Noosim, a 5th year student at MISR, stated the following in a press release shortly after Mamdani’s:
Prof. Mamdani clearly stated in his address to students in a meeting that the university is NOT A DEMOCRATIC INSTITITION, but rather, a FUEDAL ONE. This public response was aired in a meeting where he was responding to a petition students had written to him in 2015, demanding representation on decision making boards at MISR. Does Makerere University agree with this approach? Do the donors uphold this approach? Do academics in the university and the public in general agree to this idea of the political structure of the university? I therefore request, that an investigation into the problems at MISR by an unbiased team should continue, under the terms of that committee, and not those of Prof. Mamdani. Long live MISR, long live Makerere University, and Long Live Democracy! Aluta Continua!
Despite the issues raised by Dr. Nyanzi and the PhD students, which in the very least justify an investigation into the management of MISR, many Ugandans continue to laud Prof. Mamdani and his great achievements. Students at the PhD program and some members of staff insist that he is not who his publications portray him to be. Noosim stated in an interview with NTV Uganda that “you can’t reconcile his actions with what he has written because it’s so painful to do so…many times, we keep re-quoting things he wrote back to him…you said this, how can you then victimize students this way, how can you then victimize staff this way?” Indeed many of the Students and staff at MISR, including Dr. Nyanzi were once greatly inspired by this man.
The very powerful, public, and uncritical support for Mamadani feeds into the “Big Man” culture that is thriving in Uganda, sending the message that “Big Men” are above the law, “Big Men” are above following procedures and respecting the hierarchies in institutions they serve or having their actions investigated even when they inspire such a desperate protest as someone undressing at their workplace, because their vision is so bright that the institution cannot survive without them. Some of Yoweri Museveni’s most ardent supporters have found company with Mamdani’s supporters, arguing that maintaining an individual in power, is more important than respecting constitutionally set term and age limits, or following legal procedures created by instutions.
The microcosm of Mamdani and MISR raises larger questions about the building of institutions in Uganda and in East Africa generally. When will we start to build strong institutions that can survive beyond the people placed in charge of them? Are there no other Ugandans who can push MISR forward, especially given the firm foundation that Prof. Mamdani has laid, as argued by his most ardent supporters? Are legally set term limits and age limits worth nothing in this region? It is clear that the “Big man” syndrome which began with and defines our political leadership, has now penetrated academia. Is “Big Man’ syndrome the curse of Uganda?

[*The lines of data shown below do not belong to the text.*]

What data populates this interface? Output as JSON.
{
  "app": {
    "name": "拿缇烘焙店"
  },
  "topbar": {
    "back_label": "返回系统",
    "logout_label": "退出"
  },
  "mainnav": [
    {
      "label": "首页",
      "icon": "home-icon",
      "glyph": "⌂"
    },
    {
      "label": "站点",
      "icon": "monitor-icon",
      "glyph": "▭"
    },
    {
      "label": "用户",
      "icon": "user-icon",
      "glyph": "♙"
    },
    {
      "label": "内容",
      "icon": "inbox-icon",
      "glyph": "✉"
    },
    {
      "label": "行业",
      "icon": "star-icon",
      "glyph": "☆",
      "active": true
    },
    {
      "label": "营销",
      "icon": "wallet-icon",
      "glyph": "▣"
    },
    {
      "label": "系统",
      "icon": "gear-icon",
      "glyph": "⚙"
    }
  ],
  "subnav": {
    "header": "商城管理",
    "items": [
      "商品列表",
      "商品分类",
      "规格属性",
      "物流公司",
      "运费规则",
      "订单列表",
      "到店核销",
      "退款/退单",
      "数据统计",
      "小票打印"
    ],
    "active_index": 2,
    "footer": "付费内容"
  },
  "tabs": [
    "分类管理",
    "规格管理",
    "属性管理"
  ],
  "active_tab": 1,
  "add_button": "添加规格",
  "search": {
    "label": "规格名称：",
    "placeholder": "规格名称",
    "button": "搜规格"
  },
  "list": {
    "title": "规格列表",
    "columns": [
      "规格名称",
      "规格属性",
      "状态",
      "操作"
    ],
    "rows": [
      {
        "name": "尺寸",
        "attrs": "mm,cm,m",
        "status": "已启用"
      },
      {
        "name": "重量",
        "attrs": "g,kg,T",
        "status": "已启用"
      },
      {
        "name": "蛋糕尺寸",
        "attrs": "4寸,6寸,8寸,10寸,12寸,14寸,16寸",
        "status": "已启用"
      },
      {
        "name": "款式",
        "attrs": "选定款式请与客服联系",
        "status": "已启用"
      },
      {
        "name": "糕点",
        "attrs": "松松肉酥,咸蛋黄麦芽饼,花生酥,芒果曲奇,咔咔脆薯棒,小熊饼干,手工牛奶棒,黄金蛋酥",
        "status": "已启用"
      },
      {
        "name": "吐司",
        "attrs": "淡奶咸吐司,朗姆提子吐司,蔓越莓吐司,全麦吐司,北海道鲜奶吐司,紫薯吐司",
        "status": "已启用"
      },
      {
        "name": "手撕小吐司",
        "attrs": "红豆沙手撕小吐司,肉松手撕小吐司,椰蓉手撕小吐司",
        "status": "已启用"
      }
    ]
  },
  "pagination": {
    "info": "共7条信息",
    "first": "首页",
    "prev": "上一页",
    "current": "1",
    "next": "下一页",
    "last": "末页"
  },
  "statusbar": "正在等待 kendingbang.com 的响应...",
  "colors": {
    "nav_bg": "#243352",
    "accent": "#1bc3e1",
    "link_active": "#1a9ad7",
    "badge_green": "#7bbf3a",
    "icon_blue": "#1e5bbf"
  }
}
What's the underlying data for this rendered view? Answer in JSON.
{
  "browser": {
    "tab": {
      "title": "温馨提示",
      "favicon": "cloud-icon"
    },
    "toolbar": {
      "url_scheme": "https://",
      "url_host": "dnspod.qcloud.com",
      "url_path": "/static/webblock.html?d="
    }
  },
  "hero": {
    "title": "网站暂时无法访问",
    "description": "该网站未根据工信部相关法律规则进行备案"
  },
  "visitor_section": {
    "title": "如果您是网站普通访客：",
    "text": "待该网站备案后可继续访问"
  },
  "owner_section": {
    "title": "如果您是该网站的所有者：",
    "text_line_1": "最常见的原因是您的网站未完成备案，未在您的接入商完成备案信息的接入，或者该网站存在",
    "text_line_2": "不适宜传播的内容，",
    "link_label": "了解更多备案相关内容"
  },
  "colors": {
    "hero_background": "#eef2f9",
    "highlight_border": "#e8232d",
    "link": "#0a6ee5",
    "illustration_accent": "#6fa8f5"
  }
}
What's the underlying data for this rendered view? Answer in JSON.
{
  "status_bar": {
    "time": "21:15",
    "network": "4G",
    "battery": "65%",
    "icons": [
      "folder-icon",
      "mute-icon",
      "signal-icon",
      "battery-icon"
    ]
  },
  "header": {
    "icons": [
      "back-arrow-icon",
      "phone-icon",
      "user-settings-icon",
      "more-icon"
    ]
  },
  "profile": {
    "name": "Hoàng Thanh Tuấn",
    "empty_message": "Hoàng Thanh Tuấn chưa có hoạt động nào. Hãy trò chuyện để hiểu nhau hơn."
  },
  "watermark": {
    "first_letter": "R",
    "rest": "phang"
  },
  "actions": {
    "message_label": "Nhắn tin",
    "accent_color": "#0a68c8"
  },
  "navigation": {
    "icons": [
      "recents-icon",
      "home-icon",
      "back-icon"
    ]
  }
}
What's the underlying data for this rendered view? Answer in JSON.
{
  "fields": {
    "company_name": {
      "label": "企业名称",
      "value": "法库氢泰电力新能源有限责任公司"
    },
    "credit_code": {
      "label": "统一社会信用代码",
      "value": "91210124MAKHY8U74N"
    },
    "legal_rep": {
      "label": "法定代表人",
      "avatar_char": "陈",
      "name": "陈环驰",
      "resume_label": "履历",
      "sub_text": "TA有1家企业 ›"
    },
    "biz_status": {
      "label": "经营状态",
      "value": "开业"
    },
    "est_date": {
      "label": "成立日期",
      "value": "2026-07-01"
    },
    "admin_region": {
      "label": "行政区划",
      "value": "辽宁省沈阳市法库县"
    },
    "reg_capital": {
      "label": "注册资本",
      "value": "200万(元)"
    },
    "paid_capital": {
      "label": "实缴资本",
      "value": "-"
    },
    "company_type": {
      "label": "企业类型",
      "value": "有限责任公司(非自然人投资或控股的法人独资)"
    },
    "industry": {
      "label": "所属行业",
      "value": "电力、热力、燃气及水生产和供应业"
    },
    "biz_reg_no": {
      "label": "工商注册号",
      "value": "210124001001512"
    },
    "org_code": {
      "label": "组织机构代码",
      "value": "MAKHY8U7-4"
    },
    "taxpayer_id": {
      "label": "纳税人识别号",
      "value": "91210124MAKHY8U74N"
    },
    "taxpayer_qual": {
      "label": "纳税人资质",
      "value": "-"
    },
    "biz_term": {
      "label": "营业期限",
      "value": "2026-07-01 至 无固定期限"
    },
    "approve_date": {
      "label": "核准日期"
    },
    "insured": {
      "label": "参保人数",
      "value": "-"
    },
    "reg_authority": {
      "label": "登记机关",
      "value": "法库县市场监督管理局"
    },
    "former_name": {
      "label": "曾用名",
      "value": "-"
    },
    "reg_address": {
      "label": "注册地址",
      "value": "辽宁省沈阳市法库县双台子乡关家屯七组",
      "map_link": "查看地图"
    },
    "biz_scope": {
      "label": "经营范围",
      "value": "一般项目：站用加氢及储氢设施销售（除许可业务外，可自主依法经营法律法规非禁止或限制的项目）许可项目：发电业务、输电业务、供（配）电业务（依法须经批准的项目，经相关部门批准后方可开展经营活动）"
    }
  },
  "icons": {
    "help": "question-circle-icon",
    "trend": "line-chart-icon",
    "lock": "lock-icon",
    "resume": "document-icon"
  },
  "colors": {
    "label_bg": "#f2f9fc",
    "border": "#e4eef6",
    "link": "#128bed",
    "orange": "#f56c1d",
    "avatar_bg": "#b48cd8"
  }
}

IMAGE CREDIT: Mahmood Mamdani [CC BY-SA 2.0], via Wikimedia Commons